Economic costs of the foot and mouth disease outbreak in the United Kingdom in 2001
|Author(s) :||D. Thompson, P. Muriel, D. Russell et.al|
The authors present estimates of the economic costs to agriculture and industries affected by tourism of the outbreak of foot and mouth disease (FMD) in the United Kingdom (UK) in 2001. The losses to agriculture and the food chain amount to about £3.1 billion. The majority of the costs to agriculture have been met by the Government through compensation for slaughter and disposal as well as clean-up costs.
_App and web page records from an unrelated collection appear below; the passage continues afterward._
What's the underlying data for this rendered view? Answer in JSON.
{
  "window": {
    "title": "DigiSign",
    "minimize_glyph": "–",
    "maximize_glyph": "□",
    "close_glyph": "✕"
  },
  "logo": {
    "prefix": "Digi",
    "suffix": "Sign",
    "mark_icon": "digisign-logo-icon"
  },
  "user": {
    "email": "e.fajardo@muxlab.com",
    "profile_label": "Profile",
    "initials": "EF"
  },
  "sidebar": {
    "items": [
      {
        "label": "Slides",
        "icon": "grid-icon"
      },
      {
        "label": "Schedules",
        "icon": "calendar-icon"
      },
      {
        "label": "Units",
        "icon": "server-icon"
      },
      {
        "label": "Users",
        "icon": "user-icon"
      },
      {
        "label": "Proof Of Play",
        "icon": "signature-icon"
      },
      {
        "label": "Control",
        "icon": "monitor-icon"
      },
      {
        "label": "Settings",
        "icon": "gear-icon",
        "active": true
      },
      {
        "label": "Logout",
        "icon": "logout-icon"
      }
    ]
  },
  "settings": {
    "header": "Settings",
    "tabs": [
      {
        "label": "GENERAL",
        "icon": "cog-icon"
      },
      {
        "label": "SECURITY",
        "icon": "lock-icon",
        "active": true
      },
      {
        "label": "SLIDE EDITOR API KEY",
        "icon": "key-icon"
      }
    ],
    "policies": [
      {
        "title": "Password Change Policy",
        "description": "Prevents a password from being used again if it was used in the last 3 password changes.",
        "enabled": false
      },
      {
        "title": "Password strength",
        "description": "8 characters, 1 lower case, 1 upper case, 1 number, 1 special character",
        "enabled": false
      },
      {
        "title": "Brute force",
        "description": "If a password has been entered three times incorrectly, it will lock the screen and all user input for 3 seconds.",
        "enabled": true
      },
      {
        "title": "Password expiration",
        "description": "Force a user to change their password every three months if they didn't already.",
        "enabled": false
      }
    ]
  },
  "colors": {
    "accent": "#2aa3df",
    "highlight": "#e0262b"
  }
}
Nonetheless, agricultural producers will have suffered losses, estimated at £355 million, which represents about 20% of the estimated total income from farming in 2001. Based on data from surveys of tourism, businesses directly affected by tourist expenditure are estimated to have lost a similar total amount (between £2.7 and £3.2 billion) as a result of reduced numbers of people visiting the countryside. The industries which supply agriculture, the food industries and tourist-related businesses will also have suffered losses. However, the overall costs to the UK economy are substantially less than the sum of these components, as much of the expenditure by tourists was not lost, but merely displaced to other sectors of the economy. Overall, the net effect of FMD is estimated to have reduced the gross domestic product in the UK by less than 0.2% in 2001.